Chilmark has its scenic moors, West Tisbury its tree-shaded Middle Road. Edgartown has Chappaquiddick’s North Neck, Tisbury has the headland at the West Chop light and Aquinnah has the Gay Head cliffs (even if rain and sea have washed away the colorful clay that gave them their name). What a pity it would have been if the most scenic natural attraction in Oak Bluffs had simply been allowed to crumble and wash away.


Oak Bluffs was recently denied FEMA funding for repairs, in part because the majority of the bluff is owned by the East Chop Association. The road is owned by the town.


Oak Bluffs town officials have entered negotiations with the East Chop Association to take ownership of the coastal bluff on scenic East Chop Drive, following a report which concluded the slope is in danger of imminent failure.

The takeover plan is still in the very early stages, but those on both sides of the negotiations believe transferring ownership of the East Chop bluff to the town is the only way to secure state and federal funding for repairs of the fragile coastal bank.

An engineering report examining the stability of scenic East Chop Drive in Oak Bluffs concludes the fragile coastal slope is extremely unstable and showing signs of distress and imminent failure.

The eight-page draft report from the firm of Stearns and Wheler recommends that the town repair the bluff as quickly as possible by both reshaping the coastal bank and installing stabilizing materials such as a concrete block system, heavy riprap, sheet piling or a specially designed mechanically stabilized earth wall.

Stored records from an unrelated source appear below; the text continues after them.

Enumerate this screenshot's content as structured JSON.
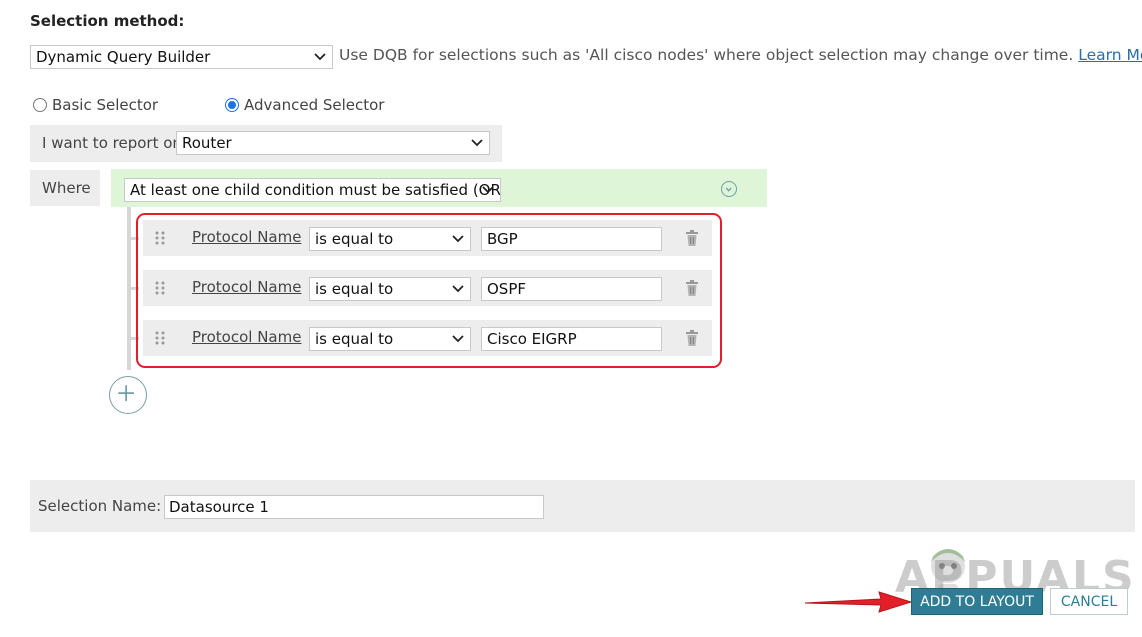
{
  "selection_method": {
    "title": "Selection method:",
    "selected": "Dynamic Query Builder",
    "hint": "Use DQB for selections such as 'All cisco nodes' where object selection may change over time.",
    "learn_more": "Learn More"
  },
  "selector": {
    "basic": "Basic Selector",
    "advanced": "Advanced Selector",
    "active": "advanced"
  },
  "report_on": {
    "label": "I want to report on",
    "selected": "Router"
  },
  "where": {
    "label": "Where",
    "condition": "At least one child condition must be satisfied (OR)"
  },
  "conditions": [
    {
      "field": "Protocol Name",
      "operator": "is equal to",
      "value": "BGP"
    },
    {
      "field": "Protocol Name",
      "operator": "is equal to",
      "value": "OSPF"
    },
    {
      "field": "Protocol Name",
      "operator": "is equal to",
      "value": "Cisco EIGRP"
    }
  ],
  "selection_name": {
    "label": "Selection Name:",
    "value": "Datasource 1"
  },
  "buttons": {
    "add": "ADD TO LAYOUT",
    "cancel": "CANCEL"
  },
  "watermark": "APPUALS",
  "colors": {
    "primary": "#2e7d94",
    "highlight": "#e3202a",
    "condition_bg": "#dff5d8",
    "link": "#2b6ea9"
  },
  "icons": {
    "dropdown": "chevron-down-icon",
    "drag": "drag-handle-icon",
    "delete": "trash-icon",
    "collapse": "collapse-circle-icon",
    "add": "plus-circle-icon",
    "arrow": "red-arrow-icon"
  }
}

The Baptist Temple on the Highlands has been sold by the Massachusetts Baptist Association to the Highland Property Trust, thus bringing the historic structure and its site to possession of the group of summer residents who a few years ago took over the old Vineyard Grove company holdings.